Petroleum Building: Another Early Mayo Project

GTR Media Group photo
CLASSICAL BEAUX ARTS DESIGN: The Petroleum Building was of pre-art deco boom period design.

In 1921, four years after the Mayo brothers finished expanding their Mayo Building at 420 S. Main St., they began a new project at 420 S. Boulder Ave. which was named the Petroleum Building because most of its early tenants were associated with the petroleum industry. The brothers moved their furniture store to the ground floor where it remained until it closed in the 1970s. Cass Mayo opened a suite of offices in the Petroleum Building which he maintained until his death years later.
In this pre-art deco construction boom period, the building was a modest, classical beaux arts design. The main street facades at Boulder Avenue and 5th Street were faced in buff brick while alley exposures featured less expensive painted red brick. Structurally the building’s 10-story frame was reinforced concrete. The building’s base begins with a gray granite wainscot and accent trim across its elevations is also gray. The original double hung steel windows have frames painted a pale yellow/beige color.
Horizontal stone banding occurs at the second and eighth floors. These balance the verticality of a grid of paired windows at 5th Street set off by brick piers. Cartouches below a stylized Maltese cross above the eighth floor and simpler similar details at the second floor soften the building’s straight lines. A heavy stone band occurs directly above the mezzanine setting off the main floor. A massive stone cornice tops the building above a framework of projecting beams architects call modillions. The cornice includes a band of dentils and a series of intaglio circles and rectangular medallions.
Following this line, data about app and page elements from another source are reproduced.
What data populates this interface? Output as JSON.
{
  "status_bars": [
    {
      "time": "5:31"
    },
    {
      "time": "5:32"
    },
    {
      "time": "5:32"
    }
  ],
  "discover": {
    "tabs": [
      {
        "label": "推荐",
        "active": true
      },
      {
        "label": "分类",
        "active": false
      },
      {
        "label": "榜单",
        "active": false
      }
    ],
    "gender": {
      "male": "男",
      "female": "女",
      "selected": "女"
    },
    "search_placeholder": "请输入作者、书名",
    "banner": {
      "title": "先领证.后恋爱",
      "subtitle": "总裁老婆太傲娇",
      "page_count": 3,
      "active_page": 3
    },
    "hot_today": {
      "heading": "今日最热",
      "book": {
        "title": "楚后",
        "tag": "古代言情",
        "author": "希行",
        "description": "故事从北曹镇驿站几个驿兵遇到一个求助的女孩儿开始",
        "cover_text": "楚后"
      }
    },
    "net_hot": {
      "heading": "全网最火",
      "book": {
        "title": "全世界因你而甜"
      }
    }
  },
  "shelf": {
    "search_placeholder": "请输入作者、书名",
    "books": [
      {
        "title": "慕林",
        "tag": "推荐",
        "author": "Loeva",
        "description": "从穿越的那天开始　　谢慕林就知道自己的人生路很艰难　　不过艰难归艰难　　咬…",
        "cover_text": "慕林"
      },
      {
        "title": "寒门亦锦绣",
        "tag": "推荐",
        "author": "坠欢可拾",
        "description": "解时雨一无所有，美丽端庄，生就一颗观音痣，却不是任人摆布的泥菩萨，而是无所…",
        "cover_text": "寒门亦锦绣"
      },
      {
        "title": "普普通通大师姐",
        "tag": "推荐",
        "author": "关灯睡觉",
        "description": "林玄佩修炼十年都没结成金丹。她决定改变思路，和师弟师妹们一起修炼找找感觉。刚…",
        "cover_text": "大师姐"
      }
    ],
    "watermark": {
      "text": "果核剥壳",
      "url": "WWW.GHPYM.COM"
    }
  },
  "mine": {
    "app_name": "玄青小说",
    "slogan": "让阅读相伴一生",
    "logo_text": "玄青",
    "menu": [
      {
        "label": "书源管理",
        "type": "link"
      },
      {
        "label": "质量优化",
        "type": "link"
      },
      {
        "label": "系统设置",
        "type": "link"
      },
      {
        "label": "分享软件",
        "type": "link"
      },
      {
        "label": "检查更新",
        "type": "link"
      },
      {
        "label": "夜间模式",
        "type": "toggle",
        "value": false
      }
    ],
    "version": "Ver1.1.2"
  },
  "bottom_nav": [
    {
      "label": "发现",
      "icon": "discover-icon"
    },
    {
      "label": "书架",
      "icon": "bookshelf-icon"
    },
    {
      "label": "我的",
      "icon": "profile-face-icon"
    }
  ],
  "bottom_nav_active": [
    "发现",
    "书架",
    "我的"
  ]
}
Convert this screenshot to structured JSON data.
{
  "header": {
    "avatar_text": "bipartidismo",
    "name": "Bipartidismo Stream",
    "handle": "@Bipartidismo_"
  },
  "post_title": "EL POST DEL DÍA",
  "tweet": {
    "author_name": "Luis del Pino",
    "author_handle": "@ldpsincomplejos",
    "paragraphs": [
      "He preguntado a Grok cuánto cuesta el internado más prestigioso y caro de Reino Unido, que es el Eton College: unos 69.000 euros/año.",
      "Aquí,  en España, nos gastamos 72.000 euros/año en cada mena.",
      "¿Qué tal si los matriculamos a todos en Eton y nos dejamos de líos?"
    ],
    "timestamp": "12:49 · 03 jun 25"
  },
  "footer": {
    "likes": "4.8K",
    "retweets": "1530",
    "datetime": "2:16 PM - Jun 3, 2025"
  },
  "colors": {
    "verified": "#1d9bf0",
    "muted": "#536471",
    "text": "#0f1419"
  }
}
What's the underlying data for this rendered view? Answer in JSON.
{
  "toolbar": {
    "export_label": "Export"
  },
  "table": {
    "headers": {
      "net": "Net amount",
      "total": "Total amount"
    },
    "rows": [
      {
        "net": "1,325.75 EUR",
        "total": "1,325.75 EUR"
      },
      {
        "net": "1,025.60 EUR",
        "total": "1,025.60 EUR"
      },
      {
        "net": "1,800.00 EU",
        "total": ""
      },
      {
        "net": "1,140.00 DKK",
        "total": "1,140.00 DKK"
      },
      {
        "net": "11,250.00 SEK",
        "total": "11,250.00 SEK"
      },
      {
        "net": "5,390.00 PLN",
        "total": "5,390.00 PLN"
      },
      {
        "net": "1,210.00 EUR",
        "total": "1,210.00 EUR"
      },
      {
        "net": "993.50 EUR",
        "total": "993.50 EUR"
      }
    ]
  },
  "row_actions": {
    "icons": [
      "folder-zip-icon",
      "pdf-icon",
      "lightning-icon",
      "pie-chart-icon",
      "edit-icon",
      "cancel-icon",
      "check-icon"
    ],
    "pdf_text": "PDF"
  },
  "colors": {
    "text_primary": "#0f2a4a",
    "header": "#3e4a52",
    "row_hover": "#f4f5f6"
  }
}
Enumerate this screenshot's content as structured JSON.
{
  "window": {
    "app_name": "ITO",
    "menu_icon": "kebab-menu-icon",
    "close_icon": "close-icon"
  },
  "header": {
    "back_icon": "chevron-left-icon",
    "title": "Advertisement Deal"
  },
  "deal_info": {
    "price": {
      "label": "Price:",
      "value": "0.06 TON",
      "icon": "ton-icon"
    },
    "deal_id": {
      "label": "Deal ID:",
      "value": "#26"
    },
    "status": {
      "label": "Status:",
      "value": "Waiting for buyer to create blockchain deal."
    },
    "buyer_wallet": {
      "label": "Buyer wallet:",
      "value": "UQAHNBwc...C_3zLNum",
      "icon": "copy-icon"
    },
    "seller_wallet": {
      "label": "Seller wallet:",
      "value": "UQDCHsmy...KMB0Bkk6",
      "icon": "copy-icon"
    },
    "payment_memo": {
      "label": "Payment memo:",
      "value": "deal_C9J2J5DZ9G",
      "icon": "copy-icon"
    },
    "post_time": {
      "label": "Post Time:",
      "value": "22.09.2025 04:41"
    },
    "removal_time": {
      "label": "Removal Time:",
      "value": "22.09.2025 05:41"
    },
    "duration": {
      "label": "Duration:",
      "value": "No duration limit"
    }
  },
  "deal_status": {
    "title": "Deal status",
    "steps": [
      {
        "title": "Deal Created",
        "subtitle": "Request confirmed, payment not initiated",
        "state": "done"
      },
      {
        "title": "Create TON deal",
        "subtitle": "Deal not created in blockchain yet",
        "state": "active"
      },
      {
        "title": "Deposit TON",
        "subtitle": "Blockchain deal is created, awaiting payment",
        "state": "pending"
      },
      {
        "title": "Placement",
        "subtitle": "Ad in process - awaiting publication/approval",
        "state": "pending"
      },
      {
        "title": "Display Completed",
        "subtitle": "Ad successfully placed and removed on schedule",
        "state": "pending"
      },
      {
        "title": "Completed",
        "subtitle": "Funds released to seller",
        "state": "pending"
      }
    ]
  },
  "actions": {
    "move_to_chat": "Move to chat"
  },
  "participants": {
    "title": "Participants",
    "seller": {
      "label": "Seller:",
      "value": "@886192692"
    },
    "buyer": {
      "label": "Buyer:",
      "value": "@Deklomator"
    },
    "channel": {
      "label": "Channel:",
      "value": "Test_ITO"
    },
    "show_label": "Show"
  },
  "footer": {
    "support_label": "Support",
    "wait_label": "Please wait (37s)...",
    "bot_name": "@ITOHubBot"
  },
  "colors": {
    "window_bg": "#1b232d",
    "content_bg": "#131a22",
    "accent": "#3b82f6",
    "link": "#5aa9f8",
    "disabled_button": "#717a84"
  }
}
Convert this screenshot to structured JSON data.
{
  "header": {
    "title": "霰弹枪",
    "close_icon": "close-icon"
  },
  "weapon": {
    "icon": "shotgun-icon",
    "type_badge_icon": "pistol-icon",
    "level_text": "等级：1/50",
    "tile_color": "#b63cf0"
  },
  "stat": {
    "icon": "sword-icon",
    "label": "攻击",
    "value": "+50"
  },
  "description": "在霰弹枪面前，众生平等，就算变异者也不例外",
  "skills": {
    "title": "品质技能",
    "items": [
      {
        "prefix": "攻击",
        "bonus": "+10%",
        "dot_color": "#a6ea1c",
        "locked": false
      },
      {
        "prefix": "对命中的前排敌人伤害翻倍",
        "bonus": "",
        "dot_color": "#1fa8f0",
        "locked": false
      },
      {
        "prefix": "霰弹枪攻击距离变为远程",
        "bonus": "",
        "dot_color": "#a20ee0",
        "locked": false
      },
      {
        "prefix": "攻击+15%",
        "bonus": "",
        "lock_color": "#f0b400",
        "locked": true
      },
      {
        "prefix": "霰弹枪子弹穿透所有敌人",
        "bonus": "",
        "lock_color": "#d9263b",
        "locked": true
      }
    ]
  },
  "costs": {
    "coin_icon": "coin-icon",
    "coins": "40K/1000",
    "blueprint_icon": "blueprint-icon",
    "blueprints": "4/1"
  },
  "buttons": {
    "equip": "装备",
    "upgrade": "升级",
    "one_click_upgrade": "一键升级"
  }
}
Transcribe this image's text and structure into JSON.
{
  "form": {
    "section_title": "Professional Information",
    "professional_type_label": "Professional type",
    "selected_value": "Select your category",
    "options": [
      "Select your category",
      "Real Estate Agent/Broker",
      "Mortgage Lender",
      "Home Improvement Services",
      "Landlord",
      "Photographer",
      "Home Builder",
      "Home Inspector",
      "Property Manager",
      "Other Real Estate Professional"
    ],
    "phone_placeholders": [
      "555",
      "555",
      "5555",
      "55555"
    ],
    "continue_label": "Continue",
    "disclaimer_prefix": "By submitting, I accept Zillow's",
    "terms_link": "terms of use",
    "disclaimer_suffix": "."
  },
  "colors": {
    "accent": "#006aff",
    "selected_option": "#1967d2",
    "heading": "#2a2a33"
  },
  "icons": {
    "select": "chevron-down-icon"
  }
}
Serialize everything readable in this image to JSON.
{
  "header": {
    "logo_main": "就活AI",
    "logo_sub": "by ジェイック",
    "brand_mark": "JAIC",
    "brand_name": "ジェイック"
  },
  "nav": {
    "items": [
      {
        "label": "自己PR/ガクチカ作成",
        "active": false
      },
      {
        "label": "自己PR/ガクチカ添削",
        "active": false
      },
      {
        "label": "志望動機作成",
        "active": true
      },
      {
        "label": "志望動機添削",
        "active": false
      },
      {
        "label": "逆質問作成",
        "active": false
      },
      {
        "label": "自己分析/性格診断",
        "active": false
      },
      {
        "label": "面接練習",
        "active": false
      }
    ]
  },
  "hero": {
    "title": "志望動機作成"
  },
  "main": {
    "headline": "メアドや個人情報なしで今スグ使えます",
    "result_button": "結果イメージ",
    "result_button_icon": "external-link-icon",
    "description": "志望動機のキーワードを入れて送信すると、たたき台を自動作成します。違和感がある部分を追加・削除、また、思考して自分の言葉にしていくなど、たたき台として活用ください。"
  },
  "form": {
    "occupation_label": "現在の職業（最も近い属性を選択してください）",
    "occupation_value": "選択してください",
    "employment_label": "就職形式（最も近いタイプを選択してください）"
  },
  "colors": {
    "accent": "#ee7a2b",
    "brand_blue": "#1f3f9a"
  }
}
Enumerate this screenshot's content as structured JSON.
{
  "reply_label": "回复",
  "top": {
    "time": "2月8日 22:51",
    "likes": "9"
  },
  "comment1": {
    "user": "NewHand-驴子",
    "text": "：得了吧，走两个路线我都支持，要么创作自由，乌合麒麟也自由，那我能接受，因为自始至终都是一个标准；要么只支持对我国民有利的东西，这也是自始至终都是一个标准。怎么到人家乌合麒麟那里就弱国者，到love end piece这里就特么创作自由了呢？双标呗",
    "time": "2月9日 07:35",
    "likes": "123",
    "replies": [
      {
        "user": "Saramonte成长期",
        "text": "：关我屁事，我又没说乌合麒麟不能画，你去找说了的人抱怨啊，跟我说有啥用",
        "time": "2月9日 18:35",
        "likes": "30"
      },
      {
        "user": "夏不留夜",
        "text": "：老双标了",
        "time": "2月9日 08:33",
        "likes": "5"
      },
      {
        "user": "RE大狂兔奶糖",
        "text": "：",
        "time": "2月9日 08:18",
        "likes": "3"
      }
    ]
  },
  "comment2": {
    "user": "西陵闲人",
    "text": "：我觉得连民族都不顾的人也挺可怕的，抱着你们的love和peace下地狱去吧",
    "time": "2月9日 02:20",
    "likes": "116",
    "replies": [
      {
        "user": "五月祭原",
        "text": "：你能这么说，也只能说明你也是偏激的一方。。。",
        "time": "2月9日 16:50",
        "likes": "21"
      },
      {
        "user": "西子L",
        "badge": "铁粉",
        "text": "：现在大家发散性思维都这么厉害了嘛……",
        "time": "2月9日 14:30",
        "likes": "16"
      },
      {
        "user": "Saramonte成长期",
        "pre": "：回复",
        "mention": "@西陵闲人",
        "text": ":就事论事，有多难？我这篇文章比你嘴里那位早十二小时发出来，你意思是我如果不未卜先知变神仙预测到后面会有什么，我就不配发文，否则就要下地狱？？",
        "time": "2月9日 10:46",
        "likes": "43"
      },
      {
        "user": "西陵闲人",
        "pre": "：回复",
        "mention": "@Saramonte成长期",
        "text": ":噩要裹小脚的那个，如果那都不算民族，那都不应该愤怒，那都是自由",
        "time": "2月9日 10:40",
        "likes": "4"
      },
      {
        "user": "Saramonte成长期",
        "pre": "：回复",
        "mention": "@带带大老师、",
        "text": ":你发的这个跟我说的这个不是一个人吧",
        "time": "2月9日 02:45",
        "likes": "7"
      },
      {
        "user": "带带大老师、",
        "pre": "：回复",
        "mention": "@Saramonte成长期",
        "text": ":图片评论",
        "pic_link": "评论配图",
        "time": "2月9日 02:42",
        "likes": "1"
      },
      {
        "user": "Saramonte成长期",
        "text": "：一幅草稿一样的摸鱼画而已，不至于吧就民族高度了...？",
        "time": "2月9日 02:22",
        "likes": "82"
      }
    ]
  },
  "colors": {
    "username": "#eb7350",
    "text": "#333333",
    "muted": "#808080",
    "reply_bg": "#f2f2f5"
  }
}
At street level there are two canopied entrances at 5th Street and Boulder Avenue. One serves the elevator lobby while the other was the entrance to Mayo Furnishings. There are 12 store fronts glazed with contemporary bronze glass with narrow bronze patterned spandrels identifying a mezzanine. The south façade with nine bays horizontally contains nine window pairs. At the east façade, the horizontal window spacing has a pattern of a pair, a triple, a triple, and a pair.
In 1982, the building received National Register designation. Its occupancy is a combination of residential and office use. The exterior appears to be in pristine condition, well maintained.